Tomas Maier Designs Bottega Veneta’s First Home Collection
Mar. 16, 2015
Eighteenth-century Italian palazzos never disappoint, which might be why Bottega Veneta chose one to house its first-ever home store. The Palazzo Gallarati Scotti in Milan, an architectural beauty with tiled floors, plaster walls, and original 18th-century frescoes, will show off the brand’s dinnerware, furniture, frames, pillows, lighting, and more—categories that it’s been expanding since creative director Tomas Maier designed the company’s first bench in 2006. Of the process, Maier told Style.com, “The evolution of our home collection has been purposefully gradual and deliberate, as we have never been interested in doing anything flashy or of-the-moment.”

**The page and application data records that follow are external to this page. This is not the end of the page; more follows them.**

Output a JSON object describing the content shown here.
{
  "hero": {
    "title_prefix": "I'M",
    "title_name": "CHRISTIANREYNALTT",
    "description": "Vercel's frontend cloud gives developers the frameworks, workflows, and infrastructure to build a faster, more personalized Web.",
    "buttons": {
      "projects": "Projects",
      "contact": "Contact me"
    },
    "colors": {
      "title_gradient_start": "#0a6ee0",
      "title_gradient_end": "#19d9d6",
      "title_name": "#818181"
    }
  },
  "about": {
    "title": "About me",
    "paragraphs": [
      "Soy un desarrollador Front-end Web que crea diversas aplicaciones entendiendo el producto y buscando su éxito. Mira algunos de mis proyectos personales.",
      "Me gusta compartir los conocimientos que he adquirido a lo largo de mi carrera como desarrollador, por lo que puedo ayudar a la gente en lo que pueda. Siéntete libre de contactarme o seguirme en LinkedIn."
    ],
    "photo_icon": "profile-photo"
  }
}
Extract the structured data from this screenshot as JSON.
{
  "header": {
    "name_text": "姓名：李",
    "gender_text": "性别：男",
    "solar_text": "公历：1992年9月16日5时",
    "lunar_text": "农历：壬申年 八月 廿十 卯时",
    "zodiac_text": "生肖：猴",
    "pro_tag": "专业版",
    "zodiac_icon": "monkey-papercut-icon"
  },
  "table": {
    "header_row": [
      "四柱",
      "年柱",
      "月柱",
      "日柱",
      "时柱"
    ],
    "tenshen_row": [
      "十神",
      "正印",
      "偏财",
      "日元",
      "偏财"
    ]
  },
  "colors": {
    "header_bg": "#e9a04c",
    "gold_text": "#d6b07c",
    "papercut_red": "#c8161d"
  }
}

The grand, neoclassical setting makes BV’s clean, minimalist furniture appear all the more covetable—not that it needs the help. “Some of these new pieces are more rustic than others, more refined,” Maier said, “but each one is versatile, functional, and beautifully crafted to last a lifetime.” Now all you need is a casual palazzo in which to store your Bottega Veneta furniture—until then, your regular living space will just have to do.